▼
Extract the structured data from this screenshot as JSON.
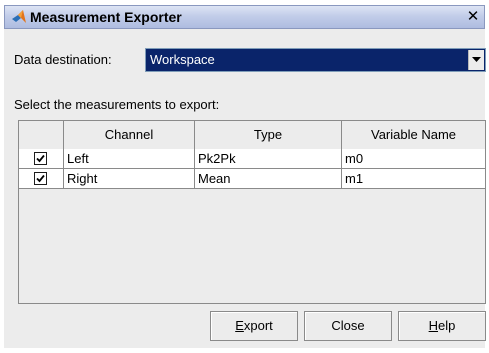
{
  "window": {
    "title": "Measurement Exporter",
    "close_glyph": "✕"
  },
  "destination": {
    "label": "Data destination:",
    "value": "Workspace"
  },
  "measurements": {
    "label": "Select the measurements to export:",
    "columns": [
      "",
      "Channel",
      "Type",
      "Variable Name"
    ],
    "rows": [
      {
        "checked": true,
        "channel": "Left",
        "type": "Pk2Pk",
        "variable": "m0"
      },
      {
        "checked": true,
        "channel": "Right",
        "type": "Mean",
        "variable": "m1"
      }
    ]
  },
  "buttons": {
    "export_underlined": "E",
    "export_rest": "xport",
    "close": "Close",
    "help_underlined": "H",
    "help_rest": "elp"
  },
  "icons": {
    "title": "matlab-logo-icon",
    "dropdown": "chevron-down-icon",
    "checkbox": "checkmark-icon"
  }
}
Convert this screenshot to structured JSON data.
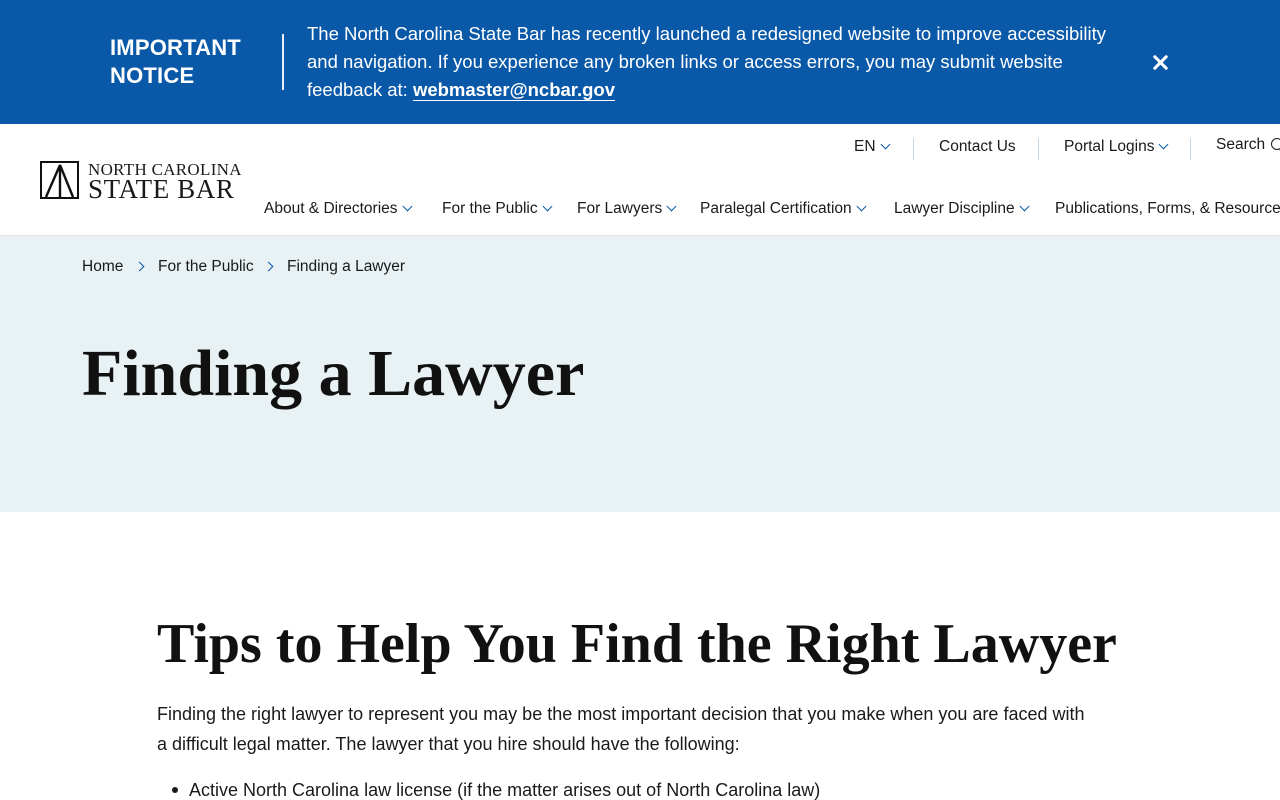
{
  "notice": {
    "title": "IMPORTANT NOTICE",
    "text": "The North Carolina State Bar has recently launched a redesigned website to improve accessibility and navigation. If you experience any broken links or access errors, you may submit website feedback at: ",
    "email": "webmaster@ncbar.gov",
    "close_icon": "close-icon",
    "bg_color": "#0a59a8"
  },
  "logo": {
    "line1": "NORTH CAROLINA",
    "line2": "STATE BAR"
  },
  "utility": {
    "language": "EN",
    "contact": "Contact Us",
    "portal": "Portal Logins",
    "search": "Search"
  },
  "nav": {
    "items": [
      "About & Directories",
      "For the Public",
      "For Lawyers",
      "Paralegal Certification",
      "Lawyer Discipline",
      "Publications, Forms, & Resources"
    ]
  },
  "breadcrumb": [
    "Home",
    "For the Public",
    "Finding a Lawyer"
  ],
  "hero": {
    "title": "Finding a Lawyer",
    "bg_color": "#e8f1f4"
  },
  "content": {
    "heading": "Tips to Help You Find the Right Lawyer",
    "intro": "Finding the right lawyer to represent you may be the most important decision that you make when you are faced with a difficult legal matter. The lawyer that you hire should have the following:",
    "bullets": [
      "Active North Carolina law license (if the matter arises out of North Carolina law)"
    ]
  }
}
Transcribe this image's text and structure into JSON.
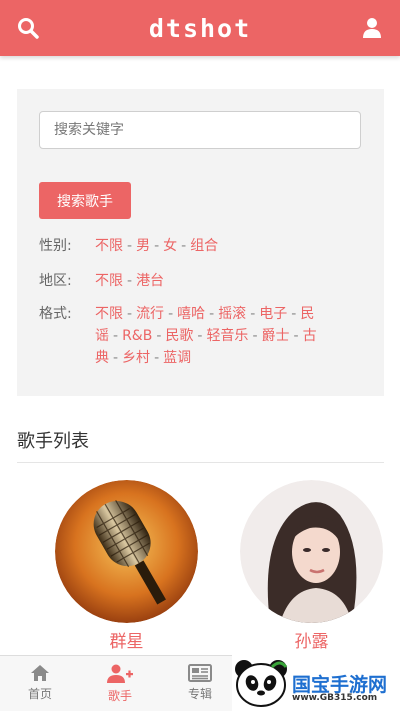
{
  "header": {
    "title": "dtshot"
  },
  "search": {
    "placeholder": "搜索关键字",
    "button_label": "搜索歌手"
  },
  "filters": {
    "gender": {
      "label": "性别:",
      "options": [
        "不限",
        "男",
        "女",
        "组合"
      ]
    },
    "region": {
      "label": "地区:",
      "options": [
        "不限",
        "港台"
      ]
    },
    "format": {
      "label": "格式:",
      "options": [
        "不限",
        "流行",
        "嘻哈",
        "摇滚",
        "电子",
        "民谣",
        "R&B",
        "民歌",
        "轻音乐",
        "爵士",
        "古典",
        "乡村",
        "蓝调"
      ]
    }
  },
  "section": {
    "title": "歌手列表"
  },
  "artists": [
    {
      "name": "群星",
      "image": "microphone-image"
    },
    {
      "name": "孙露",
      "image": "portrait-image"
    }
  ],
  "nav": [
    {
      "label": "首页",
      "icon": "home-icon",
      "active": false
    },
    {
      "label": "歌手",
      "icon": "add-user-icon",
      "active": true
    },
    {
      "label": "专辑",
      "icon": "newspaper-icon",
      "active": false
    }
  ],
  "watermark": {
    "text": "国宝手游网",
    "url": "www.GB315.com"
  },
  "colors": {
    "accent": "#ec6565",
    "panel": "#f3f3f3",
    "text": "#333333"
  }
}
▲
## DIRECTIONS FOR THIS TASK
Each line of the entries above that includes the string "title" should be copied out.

## OUTPUT FOR THIS EXERCISE
    "title": "Measurement Exporter",
    "title": "matlab-logo-icon",
    "title": "IMPORTANT NOTICE",
    "title": "Finding a Lawyer",
    "title": "dtshot"
    "title": "歌手列表"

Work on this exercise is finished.